→ **What is expected**
In the records below, find every line that contains "JSON" and list it.

= = = = =

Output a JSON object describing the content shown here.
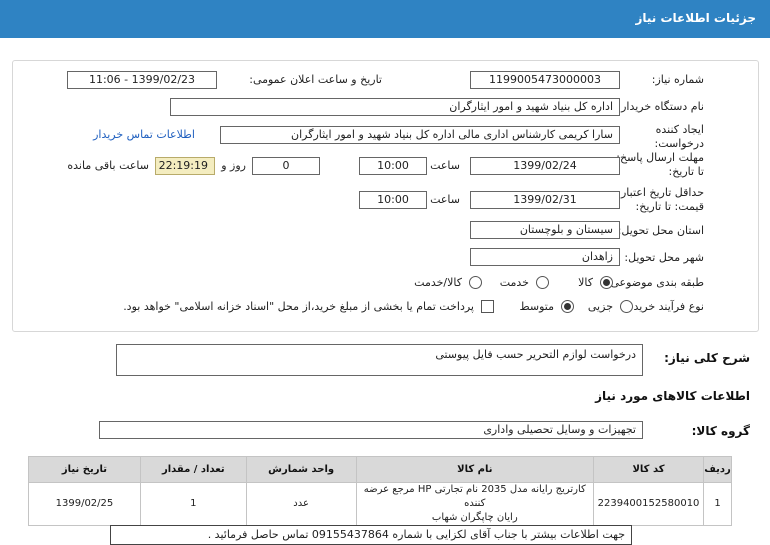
{
  "header": {
    "title": "جزئیات اطلاعات نیاز"
  },
  "form": {
    "need_number_label": "شماره نیاز:",
    "need_number": "1199005473000003",
    "announce_label": "تاریخ و ساعت اعلان عمومی:",
    "announce_value": "1399/02/23 - 11:06",
    "buyer_label": "نام دستگاه خریدار:",
    "buyer_value": "اداره کل بنیاد شهید و امور ایثارگران",
    "creator_label_1": "ایجاد کننده",
    "creator_label_2": "درخواست:",
    "creator_value": "سارا کریمی کارشناس اداری مالی اداره کل بنیاد شهید و امور ایثارگران",
    "contact_link": "اطلاعات تماس خریدار",
    "reply_label_1": "مهلت ارسال پاسخ:",
    "reply_label_2": "تا تاریخ:",
    "reply_date": "1399/02/24",
    "time_label": "ساعت",
    "reply_time": "10:00",
    "days_value": "0",
    "days_label": "روز و",
    "remaining_value": "22:19:19",
    "remaining_label": "ساعت باقی مانده",
    "validity_label_1": "حداقل تاریخ اعتبار",
    "validity_label_2": "قیمت: تا تاریخ:",
    "validity_date": "1399/02/31",
    "validity_time": "10:00",
    "province_label": "استان محل تحویل:",
    "province_value": "سیستان و بلوچستان",
    "city_label": "شهر محل تحویل:",
    "city_value": "زاهدان",
    "category_label": "طبقه بندی موضوعی:",
    "category_options": [
      "کالا",
      "خدمت",
      "کالا/خدمت"
    ],
    "category_selected": "کالا",
    "process_label": "نوع فرآیند خرید :",
    "process_options": [
      "جزیی",
      "متوسط"
    ],
    "process_selected": "متوسط",
    "payment_text": "پرداخت تمام یا بخشی از مبلغ خرید،از محل \"اسناد خزانه اسلامی\" خواهد بود."
  },
  "description": {
    "label": "شرح کلی نیاز:",
    "value": "درخواست لوازم التحریر حسب فایل پیوستی"
  },
  "goods_section_title": "اطلاعات کالاهای مورد نیاز",
  "goods_group": {
    "label": "گروه کالا:",
    "value": "تجهیزات و وسایل تحصیلی واداری"
  },
  "table": {
    "headers": [
      "ردیف",
      "کد کالا",
      "نام کالا",
      "واحد شمارش",
      "تعداد / مقدار",
      "تاریخ نیاز"
    ],
    "rows": [
      {
        "index": "1",
        "code": "2239400152580010",
        "name_line1": "کارتریج رایانه مدل 2035 نام تجارتی HP مرجع عرضه کننده",
        "name_line2": "رایان چاپگران شهاب",
        "unit": "عدد",
        "qty": "1",
        "date": "1399/02/25"
      }
    ]
  },
  "footer_note": "جهت اطلاعات بیشتر با جناب آقای لکزایی با شماره 09155437864 تماس حاصل فرمائید ."
}
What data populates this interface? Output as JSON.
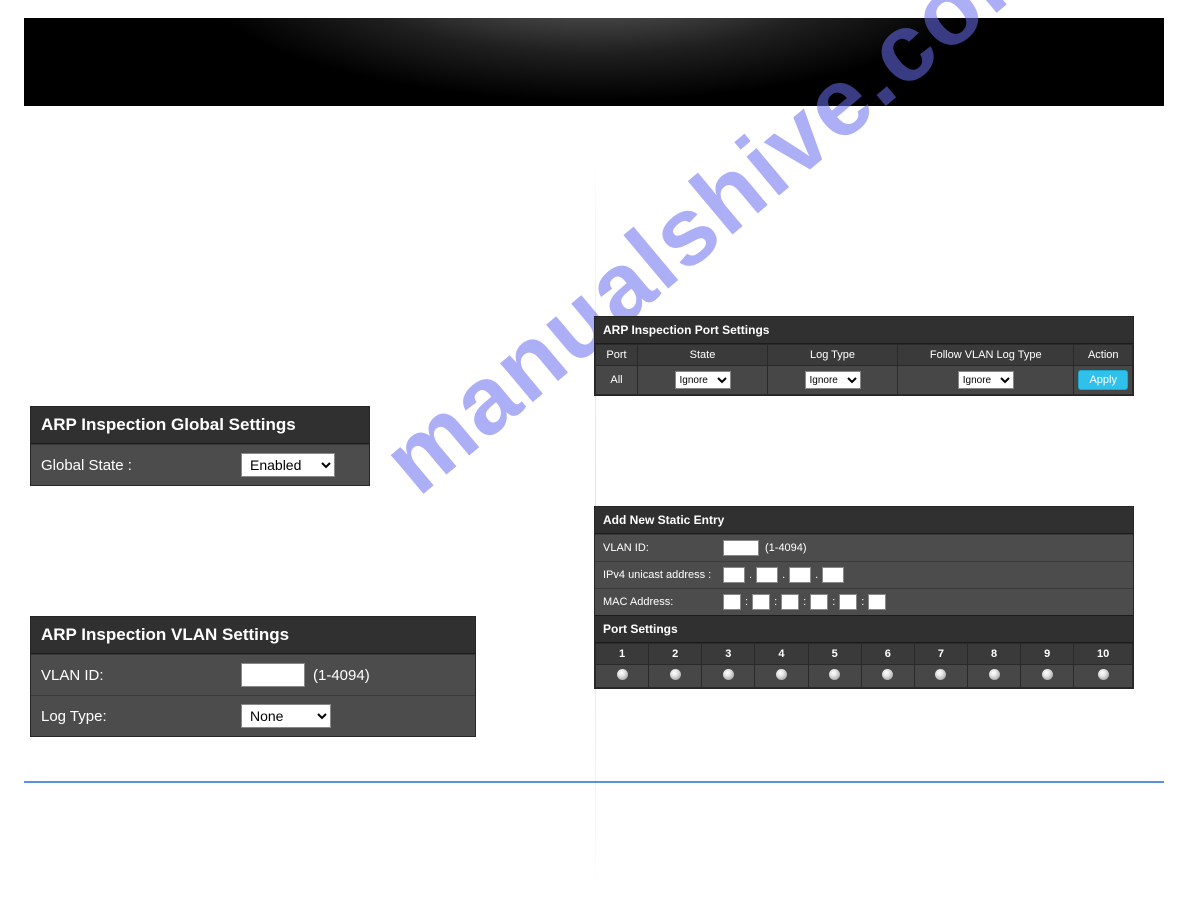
{
  "overview": {
    "link_text": "                                                                        "
  },
  "left": {
    "global_panel": {
      "title": "ARP Inspection Global Settings",
      "state_label": "Global State :",
      "state_value": "Enabled"
    },
    "vlan_panel": {
      "title": "ARP Inspection VLAN Settings",
      "vlan_label": "VLAN ID:",
      "vlan_range": "(1-4094)",
      "logtype_label": "Log Type:",
      "logtype_value": "None"
    }
  },
  "right": {
    "port_settings": {
      "title": "ARP Inspection Port Settings",
      "columns": {
        "c1": "Port",
        "c2": "State",
        "c3": "Log Type",
        "c4": "Follow VLAN Log Type",
        "c5": "Action"
      },
      "row": {
        "port": "All",
        "state": "Ignore",
        "logtype": "Ignore",
        "follow": "Ignore",
        "apply": "Apply"
      }
    },
    "static_entry": {
      "title": "Add New Static Entry",
      "vlan_label": "VLAN ID:",
      "vlan_range": "(1-4094)",
      "ipv4_label": "IPv4 unicast address :",
      "mac_label": "MAC Address:",
      "ports_title": "Port Settings",
      "ports": [
        "1",
        "2",
        "3",
        "4",
        "5",
        "6",
        "7",
        "8",
        "9",
        "10"
      ]
    }
  },
  "sep": {
    "dot": ".",
    "colon": ":"
  }
}
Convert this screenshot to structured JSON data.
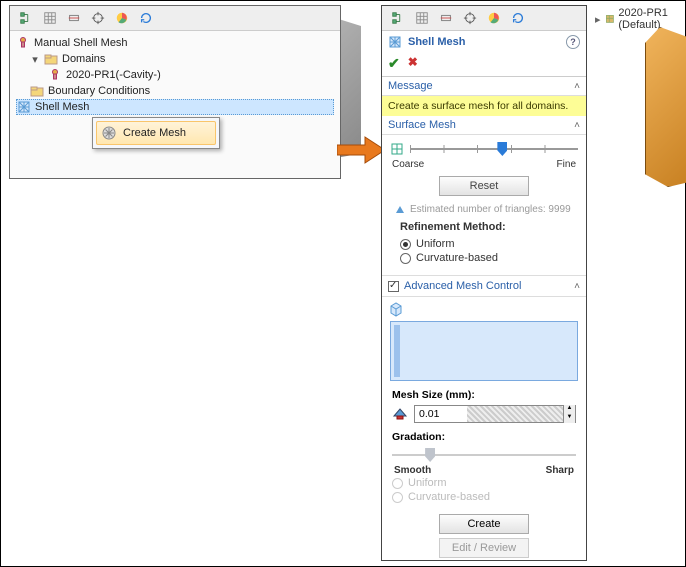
{
  "left": {
    "tree_title": "Manual Shell Mesh",
    "domains_label": "Domains",
    "domain_item": "2020-PR1(-Cavity-)",
    "bc_label": "Boundary Conditions",
    "shell_mesh_label": "Shell Mesh",
    "ctx_create_mesh": "Create Mesh"
  },
  "shellmesh": {
    "title": "Shell Mesh",
    "msg_header": "Message",
    "msg_body": "Create a surface mesh for all domains.",
    "surface_header": "Surface Mesh",
    "coarse": "Coarse",
    "fine": "Fine",
    "reset": "Reset",
    "est_label": "Estimated number of triangles: 9999",
    "refine_header": "Refinement Method:",
    "uniform": "Uniform",
    "curvature": "Curvature-based",
    "adv_header": "Advanced Mesh Control",
    "meshsize_header": "Mesh Size (mm):",
    "meshsize_value": "0.01",
    "gradation_header": "Gradation:",
    "smooth": "Smooth",
    "sharp": "Sharp",
    "create_btn": "Create",
    "edit_btn": "Edit / Review"
  },
  "far": {
    "node": "2020-PR1  (Default)"
  }
}
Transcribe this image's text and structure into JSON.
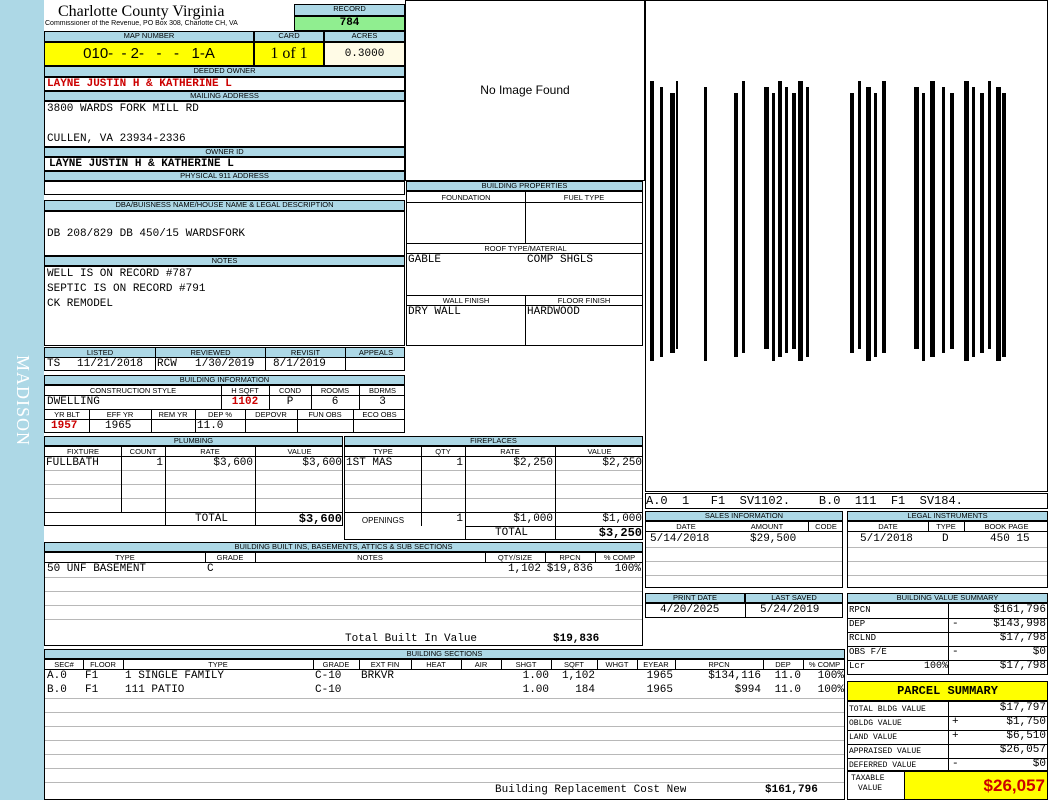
{
  "sidebar": {
    "district": "MADISON"
  },
  "header": {
    "county": "Charlotte County Virginia",
    "commissioner": "Commissioner of the Revenue, PO Box 308, Charlotte CH, VA",
    "record_label": "RECORD",
    "record": "784",
    "map_number_label": "MAP NUMBER",
    "map_number": "010-  - 2-   -   -   1-A",
    "card_label": "CARD",
    "card": "1 of 1",
    "acres_label": "ACRES",
    "acres": "0.3000"
  },
  "owner": {
    "deeded_owner_label": "DEEDED OWNER",
    "deeded_owner": "LAYNE JUSTIN H & KATHERINE L",
    "mailing_address_label": "MAILING ADDRESS",
    "address_line1": "3800 WARDS FORK MILL RD",
    "address_line2": "CULLEN, VA 23934-2336",
    "owner_id_label": "OWNER ID",
    "owner_id": "LAYNE JUSTIN H & KATHERINE L",
    "physical_address_label": "PHYSICAL 911 ADDRESS",
    "physical_address": ""
  },
  "photo": {
    "no_image": "No Image Found"
  },
  "legal": {
    "label": "DBA/BUISNESS NAME/HOUSE NAME & LEGAL DESCRIPTION",
    "text": "DB 208/829 DB 450/15 WARDSFORK"
  },
  "notes": {
    "label": "NOTES",
    "lines": [
      "WELL IS ON RECORD #787",
      "SEPTIC IS ON RECORD #791",
      "CK REMODEL"
    ]
  },
  "building_properties": {
    "label": "BUILDING PROPERTIES",
    "foundation_label": "FOUNDATION",
    "fuel_type_label": "FUEL TYPE",
    "roof_label": "ROOF TYPE/MATERIAL",
    "roof_type": "GABLE",
    "roof_material": "COMP SHGLS",
    "wall_finish_label": "WALL FINISH",
    "wall_finish": "DRY WALL",
    "floor_finish_label": "FLOOR FINISH",
    "floor_finish": "HARDWOOD"
  },
  "review": {
    "listed_label": "LISTED",
    "listed_by": "TS",
    "listed_date": "11/21/2018",
    "reviewed_label": "REVIEWED",
    "reviewed_by": "RCW",
    "reviewed_date": "1/30/2019",
    "revisit_label": "REVISIT",
    "revisit_date": "8/1/2019",
    "appeals_label": "APPEALS",
    "appeals": ""
  },
  "building_info": {
    "label": "BUILDING INFORMATION",
    "construction_style_label": "CONSTRUCTION STYLE",
    "hsqft_label": "H SQFT",
    "cond_label": "COND",
    "rooms_label": "ROOMS",
    "bdrms_label": "BDRMS",
    "construction_style": "DWELLING",
    "hsqft": "1102",
    "cond": "P",
    "rooms": "6",
    "bdrms": "3",
    "yr_blt_label": "YR BLT",
    "eff_yr_label": "EFF YR",
    "rem_yr_label": "REM YR",
    "dep_pct_label": "DEP %",
    "depovr_label": "DEPOVR",
    "fun_obs_label": "FUN OBS",
    "eco_obs_label": "ECO OBS",
    "yr_blt": "1957",
    "eff_yr": "1965",
    "rem_yr": "",
    "dep_pct": "11.0",
    "depovr": "",
    "fun_obs": "",
    "eco_obs": ""
  },
  "plumbing": {
    "label": "PLUMBING",
    "headers": [
      "FIXTURE",
      "COUNT",
      "RATE",
      "VALUE"
    ],
    "rows": [
      {
        "fixture": "FULLBATH",
        "count": "1",
        "rate": "$3,600",
        "value": "$3,600"
      }
    ],
    "total_label": "TOTAL",
    "total": "$3,600"
  },
  "fireplaces": {
    "label": "FIREPLACES",
    "headers": [
      "TYPE",
      "QTY",
      "RATE",
      "VALUE"
    ],
    "rows": [
      {
        "type": "1ST MAS",
        "qty": "1",
        "rate": "$2,250",
        "value": "$2,250"
      }
    ],
    "openings_label": "OPENINGS",
    "openings_qty": "1",
    "openings_rate": "$1,000",
    "openings_value": "$1,000",
    "total_label": "TOTAL",
    "total": "$3,250"
  },
  "barcode": {
    "text1": "A.0  1   F1  SV1102.",
    "text2": "B.0  111  F1  SV184."
  },
  "sales": {
    "label": "SALES INFORMATION",
    "headers": [
      "DATE",
      "AMOUNT",
      "CODE"
    ],
    "rows": [
      {
        "date": "5/14/2018",
        "amount": "$29,500",
        "code": ""
      }
    ]
  },
  "legal_instruments": {
    "label": "LEGAL INSTRUMENTS",
    "headers": [
      "DATE",
      "TYPE",
      "BOOK PAGE"
    ],
    "rows": [
      {
        "date": "5/1/2018",
        "type": "D",
        "book_page": "450 15"
      }
    ]
  },
  "built_ins": {
    "label": "BUILDING BUILT INS, BASEMENTS, ATTICS & SUB SECTIONS",
    "headers": [
      "TYPE",
      "GRADE",
      "NOTES",
      "QTY/SIZE",
      "RPCN",
      "% COMP"
    ],
    "rows": [
      {
        "type": "50 UNF BASEMENT",
        "grade": "C",
        "notes": "",
        "qty": "1,102",
        "rpcn": "$19,836",
        "comp": "100%"
      }
    ],
    "total_label": "Total Built In Value",
    "total": "$19,836"
  },
  "print_info": {
    "print_date_label": "PRINT DATE",
    "print_date": "4/20/2025",
    "last_saved_label": "LAST SAVED",
    "last_saved": "5/24/2019"
  },
  "value_summary": {
    "label": "BUILDING VALUE SUMMARY",
    "rows": [
      {
        "label": "RPCN",
        "sign": "",
        "pct": "",
        "value": "$161,796"
      },
      {
        "label": "DEP",
        "sign": "-",
        "pct": "",
        "value": "$143,998"
      },
      {
        "label": "RCLND",
        "sign": "",
        "pct": "",
        "value": "$17,798"
      },
      {
        "label": "OBS F/E",
        "sign": "-",
        "pct": "",
        "value": "$0"
      },
      {
        "label": "Lcr",
        "sign": "",
        "pct": "100%",
        "value": "$17,798"
      }
    ]
  },
  "building_sections": {
    "label": "BUILDING SECTIONS",
    "headers": [
      "SEC#",
      "FLOOR",
      "TYPE",
      "GRADE",
      "EXT FIN",
      "HEAT",
      "AIR",
      "SHGT",
      "SQFT",
      "WHGT",
      "EYEAR",
      "RPCN",
      "DEP",
      "% COMP"
    ],
    "rows": [
      {
        "sec": "A.0",
        "floor": "F1",
        "type": "1 SINGLE FAMILY",
        "grade": "C-10",
        "ext_fin": "BRKVR",
        "heat": "",
        "air": "",
        "shgt": "1.00",
        "sqft": "1,102",
        "whgt": "",
        "eyear": "1965",
        "rpcn": "$134,116",
        "dep": "11.0",
        "comp": "100%"
      },
      {
        "sec": "B.0",
        "floor": "F1",
        "type": "111 PATIO",
        "grade": "C-10",
        "ext_fin": "",
        "heat": "",
        "air": "",
        "shgt": "1.00",
        "sqft": "184",
        "whgt": "",
        "eyear": "1965",
        "rpcn": "$994",
        "dep": "11.0",
        "comp": "100%"
      }
    ],
    "replacement_label": "Building Replacement Cost New",
    "replacement_value": "$161,796"
  },
  "parcel_summary": {
    "label": "PARCEL SUMMARY",
    "rows": [
      {
        "label": "TOTAL BLDG VALUE",
        "sign": "",
        "value": "$17,797"
      },
      {
        "label": "OBLDG VALUE",
        "sign": "+",
        "value": "$1,750"
      },
      {
        "label": "LAND VALUE",
        "sign": "+",
        "value": "$6,510"
      },
      {
        "label": "APPRAISED VALUE",
        "sign": "",
        "value": "$26,057"
      },
      {
        "label": "DEFERRED VALUE",
        "sign": "-",
        "value": "$0"
      }
    ],
    "taxable_label_1": "TAXABLE",
    "taxable_label_2": "VALUE",
    "taxable_value": "$26,057"
  },
  "colors": {
    "header_blue": "#add8e6",
    "highlight_yellow": "#ffff00",
    "record_green": "#90ee90",
    "value_red": "#cc0000"
  }
}
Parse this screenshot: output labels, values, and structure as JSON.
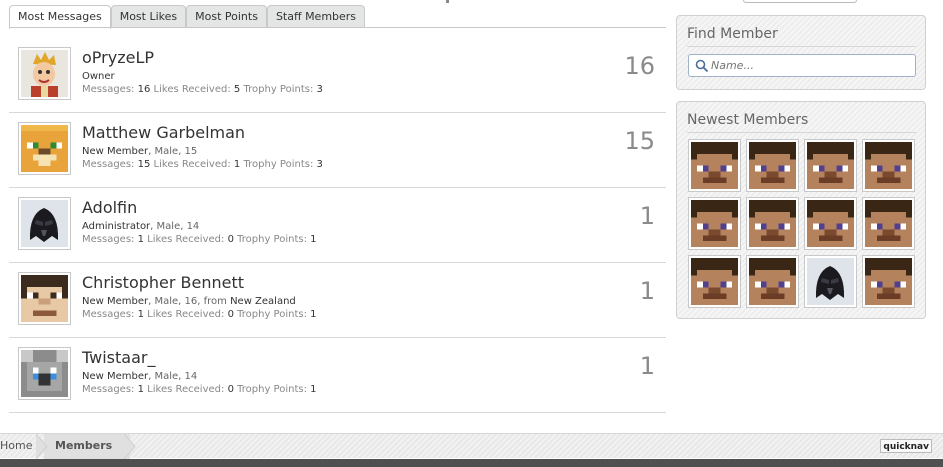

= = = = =

→ **Task output**
Output a JSON object describing the content shown here.
What data populates this interface? Output as JSON.
Convert this screenshot to structured JSON data.
Transcribe this image's text and structure into JSON.
Parse this screenshot: output labels, values, and structure as JSON.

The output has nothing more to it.